'''

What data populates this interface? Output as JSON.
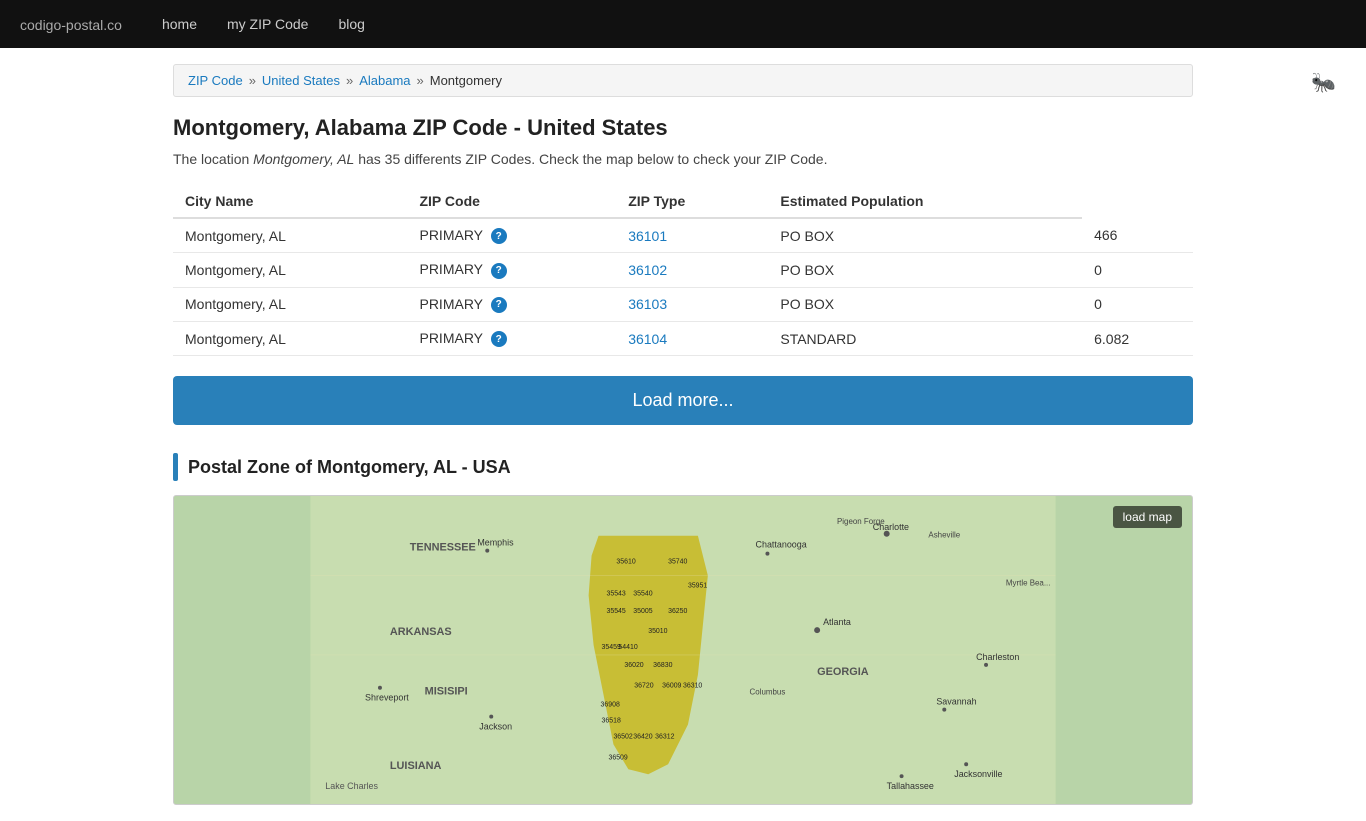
{
  "navbar": {
    "brand": "codigo-postal",
    "brand_suffix": ".co",
    "links": [
      {
        "label": "home",
        "href": "#"
      },
      {
        "label": "my ZIP Code",
        "href": "#"
      },
      {
        "label": "blog",
        "href": "#"
      }
    ]
  },
  "breadcrumb": {
    "items": [
      {
        "label": "ZIP Code",
        "href": "#"
      },
      {
        "label": "United States",
        "href": "#"
      },
      {
        "label": "Alabama",
        "href": "#"
      },
      {
        "label": "Montgomery",
        "href": null
      }
    ]
  },
  "page": {
    "title": "Montgomery, Alabama ZIP Code - United States",
    "description_prefix": "The location ",
    "description_location": "Montgomery, AL",
    "description_suffix": " has 35 differents ZIP Codes. Check the map below to check your ZIP Code."
  },
  "table": {
    "columns": [
      "City Name",
      "ZIP Code",
      "ZIP Type",
      "Estimated Population"
    ],
    "rows": [
      {
        "city": "Montgomery, AL",
        "city_type": "PRIMARY",
        "zip": "36101",
        "zip_type": "PO BOX",
        "population": "466"
      },
      {
        "city": "Montgomery, AL",
        "city_type": "PRIMARY",
        "zip": "36102",
        "zip_type": "PO BOX",
        "population": "0"
      },
      {
        "city": "Montgomery, AL",
        "city_type": "PRIMARY",
        "zip": "36103",
        "zip_type": "PO BOX",
        "population": "0"
      },
      {
        "city": "Montgomery, AL",
        "city_type": "PRIMARY",
        "zip": "36104",
        "zip_type": "STANDARD",
        "population": "6.082"
      }
    ]
  },
  "load_more_label": "Load more...",
  "map_section": {
    "heading": "Postal Zone of Montgomery, AL - USA",
    "load_map_label": "load map"
  },
  "map_labels": [
    "TENNESSEE",
    "ARKANSAS",
    "MISISIPI",
    "GEORGIA",
    "LUISIANA",
    "Charlotte",
    "Atlanta",
    "Shreveport",
    "Jackson",
    "Tallahassee",
    "Jacksonville",
    "Memphis",
    "Chattanooga",
    "Savannah",
    "Charleston",
    "35610",
    "35740",
    "35951",
    "35543",
    "35540",
    "35545",
    "35005",
    "36250",
    "35010",
    "35459",
    "54410",
    "36020",
    "36830",
    "36720",
    "36009",
    "36310",
    "36908",
    "36518",
    "36502",
    "36420",
    "36312",
    "36509",
    "Pigeon Forge",
    "Asheville",
    "Myrtle Bea...",
    "Lake Charles"
  ],
  "colors": {
    "navbar_bg": "#111111",
    "brand_color": "#ffffff",
    "link_color": "#1a7abf",
    "button_bg": "#2980b9",
    "section_bar": "#2980b9",
    "map_highlight": "#b8a832",
    "map_bg": "#d4e8c2"
  }
}
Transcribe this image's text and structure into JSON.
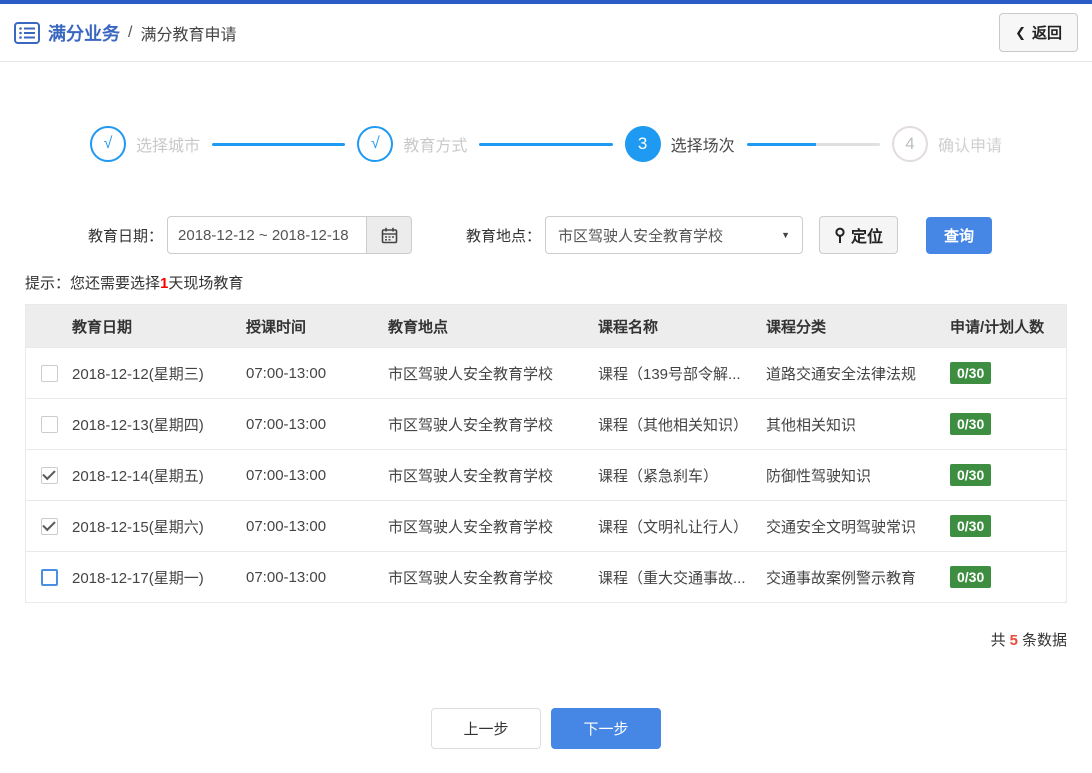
{
  "header": {
    "breadcrumb_primary": "满分业务",
    "breadcrumb_separator": "/",
    "breadcrumb_secondary": "满分教育申请",
    "back_chevron": "❮",
    "back_label": "返回"
  },
  "stepper": {
    "steps": [
      {
        "indicator": "√",
        "label": "选择城市",
        "state": "done"
      },
      {
        "indicator": "√",
        "label": "教育方式",
        "state": "done"
      },
      {
        "indicator": "3",
        "label": "选择场次",
        "state": "active"
      },
      {
        "indicator": "4",
        "label": "确认申请",
        "state": "pending"
      }
    ]
  },
  "filters": {
    "date_label": "教育日期：",
    "date_value": "2018-12-12 ~ 2018-12-18",
    "location_label": "教育地点：",
    "location_value": "市区驾驶人安全教育学校",
    "dropdown_caret": "▼",
    "locate_label": "定位",
    "search_label": "查询"
  },
  "tip": {
    "prefix": "提示：您还需要选择",
    "highlight": "1",
    "suffix": "天现场教育"
  },
  "table": {
    "headers": {
      "date": "教育日期",
      "time": "授课时间",
      "location": "教育地点",
      "course": "课程名称",
      "category": "课程分类",
      "quota": "申请/计划人数"
    },
    "rows": [
      {
        "state": "unchecked",
        "date": "2018-12-12(星期三)",
        "time": "07:00-13:00",
        "location": "市区驾驶人安全教育学校",
        "course": "课程（139号部令解...",
        "category": "道路交通安全法律法规",
        "quota": "0/30"
      },
      {
        "state": "unchecked",
        "date": "2018-12-13(星期四)",
        "time": "07:00-13:00",
        "location": "市区驾驶人安全教育学校",
        "course": "课程（其他相关知识）",
        "category": "其他相关知识",
        "quota": "0/30"
      },
      {
        "state": "checked",
        "date": "2018-12-14(星期五)",
        "time": "07:00-13:00",
        "location": "市区驾驶人安全教育学校",
        "course": "课程（紧急刹车）",
        "category": "防御性驾驶知识",
        "quota": "0/30"
      },
      {
        "state": "checked",
        "date": "2018-12-15(星期六)",
        "time": "07:00-13:00",
        "location": "市区驾驶人安全教育学校",
        "course": "课程（文明礼让行人）",
        "category": "交通安全文明驾驶常识",
        "quota": "0/30"
      },
      {
        "state": "focus",
        "date": "2018-12-17(星期一)",
        "time": "07:00-13:00",
        "location": "市区驾驶人安全教育学校",
        "course": "课程（重大交通事故...",
        "category": "交通事故案例警示教育",
        "quota": "0/30"
      }
    ]
  },
  "summary": {
    "prefix": "共",
    "count": "5",
    "suffix": "条数据"
  },
  "actions": {
    "prev_label": "上一步",
    "next_label": "下一步"
  },
  "colors": {
    "top_border_blue": "#2a5cc6",
    "brand_blue": "#3a67c0",
    "step_blue": "#1e9af2",
    "button_blue": "#4687e6",
    "badge_green": "#3e8e41",
    "alert_red": "#f00000",
    "count_red": "#e74c3c"
  }
}
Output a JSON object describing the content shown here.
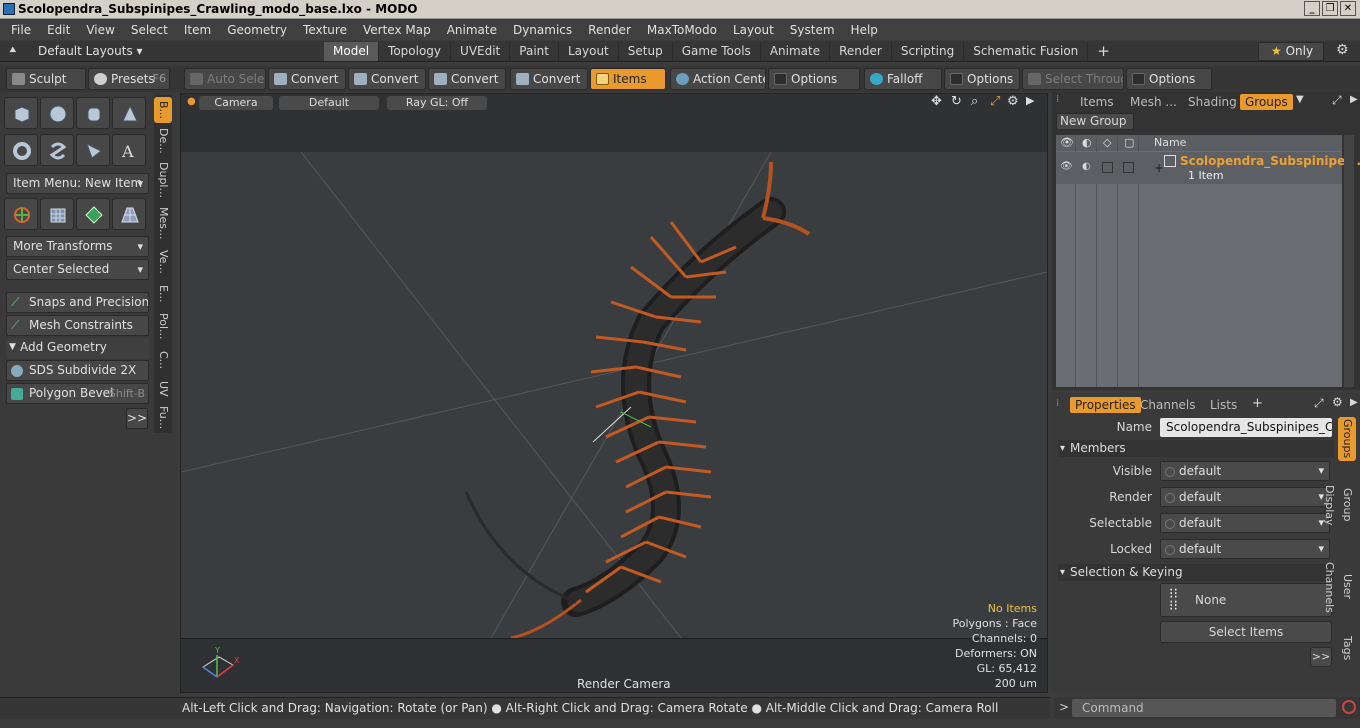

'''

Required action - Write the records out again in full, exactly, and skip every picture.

Task result -
What data populates this interface? Output as JSON.
{
  "navbar": {
    "brand": "codigo-postal",
    "brand_suffix": ".co",
    "links": [
      {
        "label": "home",
        "href": "#"
      },
      {
        "label": "my ZIP Code",
        "href": "#"
      },
      {
        "label": "blog",
        "href": "#"
      }
    ]
  },
  "breadcrumb": {
    "items": [
      {
        "label": "ZIP Code",
        "href": "#"
      },
      {
        "label": "United States",
        "href": "#"
      },
      {
        "label": "Alabama",
        "href": "#"
      },
      {
        "label": "Montgomery",
        "href": null
      }
    ]
  },
  "page": {
    "title": "Montgomery, Alabama ZIP Code - United States",
    "description_prefix": "The location ",
    "description_location": "Montgomery, AL",
    "description_suffix": " has 35 differents ZIP Codes. Check the map below to check your ZIP Code."
  },
  "table": {
    "columns": [
      "City Name",
      "ZIP Code",
      "ZIP Type",
      "Estimated Population"
    ],
    "rows": [
      {
        "city": "Montgomery, AL",
        "city_type": "PRIMARY",
        "zip": "36101",
        "zip_type": "PO BOX",
        "population": "466"
      },
      {
        "city": "Montgomery, AL",
        "city_type": "PRIMARY",
        "zip": "36102",
        "zip_type": "PO BOX",
        "population": "0"
      },
      {
        "city": "Montgomery, AL",
        "city_type": "PRIMARY",
        "zip": "36103",
        "zip_type": "PO BOX",
        "population": "0"
      },
      {
        "city": "Montgomery, AL",
        "city_type": "PRIMARY",
        "zip": "36104",
        "zip_type": "STANDARD",
        "population": "6.082"
      }
    ]
  },
  "load_more_label": "Load more...",
  "map_section": {
    "heading": "Postal Zone of Montgomery, AL - USA",
    "load_map_label": "load map"
  },
  "map_labels": [
    "TENNESSEE",
    "ARKANSAS",
    "MISISIPI",
    "GEORGIA",
    "LUISIANA",
    "Charlotte",
    "Atlanta",
    "Shreveport",
    "Jackson",
    "Tallahassee",
    "Jacksonville",
    "Memphis",
    "Chattanooga",
    "Savannah",
    "Charleston",
    "35610",
    "35740",
    "35951",
    "35543",
    "35540",
    "35545",
    "35005",
    "36250",
    "35010",
    "35459",
    "54410",
    "36020",
    "36830",
    "36720",
    "36009",
    "36310",
    "36908",
    "36518",
    "36502",
    "36420",
    "36312",
    "36509",
    "Pigeon Forge",
    "Asheville",
    "Myrtle Bea...",
    "Lake Charles"
  ],
  "colors": {
    "navbar_bg": "#111111",
    "brand_color": "#ffffff",
    "link_color": "#1a7abf",
    "button_bg": "#2980b9",
    "section_bar": "#2980b9",
    "map_highlight": "#b8a832",
    "map_bg": "#d4e8c2"
  }
}
Transcribe this image's text and structure into JSON.
{
  "header": {
    "breadcrumb_primary": "满分业务",
    "breadcrumb_separator": "/",
    "breadcrumb_secondary": "满分教育申请",
    "back_chevron": "❮",
    "back_label": "返回"
  },
  "stepper": {
    "steps": [
      {
        "indicator": "√",
        "label": "选择城市",
        "state": "done"
      },
      {
        "indicator": "√",
        "label": "教育方式",
        "state": "done"
      },
      {
        "indicator": "3",
        "label": "选择场次",
        "state": "active"
      },
      {
        "indicator": "4",
        "label": "确认申请",
        "state": "pending"
      }
    ]
  },
  "filters": {
    "date_label": "教育日期：",
    "date_value": "2018-12-12 ~ 2018-12-18",
    "location_label": "教育地点：",
    "location_value": "市区驾驶人安全教育学校",
    "dropdown_caret": "▼",
    "locate_label": "定位",
    "search_label": "查询"
  },
  "tip": {
    "prefix": "提示：您还需要选择",
    "highlight": "1",
    "suffix": "天现场教育"
  },
  "table": {
    "headers": {
      "date": "教育日期",
      "time": "授课时间",
      "location": "教育地点",
      "course": "课程名称",
      "category": "课程分类",
      "quota": "申请/计划人数"
    },
    "rows": [
      {
        "state": "unchecked",
        "date": "2018-12-12(星期三)",
        "time": "07:00-13:00",
        "location": "市区驾驶人安全教育学校",
        "course": "课程（139号部令解...",
        "category": "道路交通安全法律法规",
        "quota": "0/30"
      },
      {
        "state": "unchecked",
        "date": "2018-12-13(星期四)",
        "time": "07:00-13:00",
        "location": "市区驾驶人安全教育学校",
        "course": "课程（其他相关知识）",
        "category": "其他相关知识",
        "quota": "0/30"
      },
      {
        "state": "checked",
        "date": "2018-12-14(星期五)",
        "time": "07:00-13:00",
        "location": "市区驾驶人安全教育学校",
        "course": "课程（紧急刹车）",
        "category": "防御性驾驶知识",
        "quota": "0/30"
      },
      {
        "state": "checked",
        "date": "2018-12-15(星期六)",
        "time": "07:00-13:00",
        "location": "市区驾驶人安全教育学校",
        "course": "课程（文明礼让行人）",
        "category": "交通安全文明驾驶常识",
        "quota": "0/30"
      },
      {
        "state": "focus",
        "date": "2018-12-17(星期一)",
        "time": "07:00-13:00",
        "location": "市区驾驶人安全教育学校",
        "course": "课程（重大交通事故...",
        "category": "交通事故案例警示教育",
        "quota": "0/30"
      }
    ]
  },
  "summary": {
    "prefix": "共",
    "count": "5",
    "suffix": "条数据"
  },
  "actions": {
    "prev_label": "上一步",
    "next_label": "下一步"
  },
  "colors": {
    "top_border_blue": "#2a5cc6",
    "brand_blue": "#3a67c0",
    "step_blue": "#1e9af2",
    "button_blue": "#4687e6",
    "badge_green": "#3e8e41",
    "alert_red": "#f00000",
    "count_red": "#e74c3c"
  }
}
Output a JSON object describing the content shown here.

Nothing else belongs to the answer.